• **What is expected**
The required answer is every line of the data containing the word "true".

• **Given information**
↓

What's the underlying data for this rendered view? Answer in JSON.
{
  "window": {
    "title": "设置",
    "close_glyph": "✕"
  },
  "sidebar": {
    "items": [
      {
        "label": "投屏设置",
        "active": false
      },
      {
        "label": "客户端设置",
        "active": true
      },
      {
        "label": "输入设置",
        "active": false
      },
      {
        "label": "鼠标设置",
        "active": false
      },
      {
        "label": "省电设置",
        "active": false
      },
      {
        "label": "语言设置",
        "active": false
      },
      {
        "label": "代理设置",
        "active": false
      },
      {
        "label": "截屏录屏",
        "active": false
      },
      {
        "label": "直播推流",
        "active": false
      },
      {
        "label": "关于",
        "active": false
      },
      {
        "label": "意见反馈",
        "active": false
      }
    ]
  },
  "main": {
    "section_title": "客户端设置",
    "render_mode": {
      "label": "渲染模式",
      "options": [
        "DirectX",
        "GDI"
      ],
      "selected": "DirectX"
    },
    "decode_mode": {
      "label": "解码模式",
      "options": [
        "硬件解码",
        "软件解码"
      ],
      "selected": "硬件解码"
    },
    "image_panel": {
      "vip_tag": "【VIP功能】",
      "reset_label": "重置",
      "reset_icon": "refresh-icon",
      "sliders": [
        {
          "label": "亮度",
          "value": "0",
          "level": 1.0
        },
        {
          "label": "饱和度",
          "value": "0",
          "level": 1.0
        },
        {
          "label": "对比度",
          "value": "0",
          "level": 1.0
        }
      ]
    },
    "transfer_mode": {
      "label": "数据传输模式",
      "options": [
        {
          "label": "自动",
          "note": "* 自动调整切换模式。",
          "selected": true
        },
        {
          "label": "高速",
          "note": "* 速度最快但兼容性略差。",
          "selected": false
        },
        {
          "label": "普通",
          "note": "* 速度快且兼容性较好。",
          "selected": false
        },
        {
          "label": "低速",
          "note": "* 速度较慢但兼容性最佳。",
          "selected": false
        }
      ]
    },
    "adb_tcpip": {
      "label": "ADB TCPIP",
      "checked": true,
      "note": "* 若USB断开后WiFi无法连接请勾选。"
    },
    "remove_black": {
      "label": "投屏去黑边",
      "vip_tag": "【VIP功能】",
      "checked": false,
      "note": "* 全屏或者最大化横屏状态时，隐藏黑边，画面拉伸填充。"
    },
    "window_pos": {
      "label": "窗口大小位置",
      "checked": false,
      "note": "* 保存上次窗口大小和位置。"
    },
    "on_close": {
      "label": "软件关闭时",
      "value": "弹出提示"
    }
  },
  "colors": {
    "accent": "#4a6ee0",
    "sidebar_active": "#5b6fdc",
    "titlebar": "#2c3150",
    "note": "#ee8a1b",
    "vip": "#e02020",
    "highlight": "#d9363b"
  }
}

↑

• **Response to this exercise**
        "active": true
          "selected": true
      "checked": true,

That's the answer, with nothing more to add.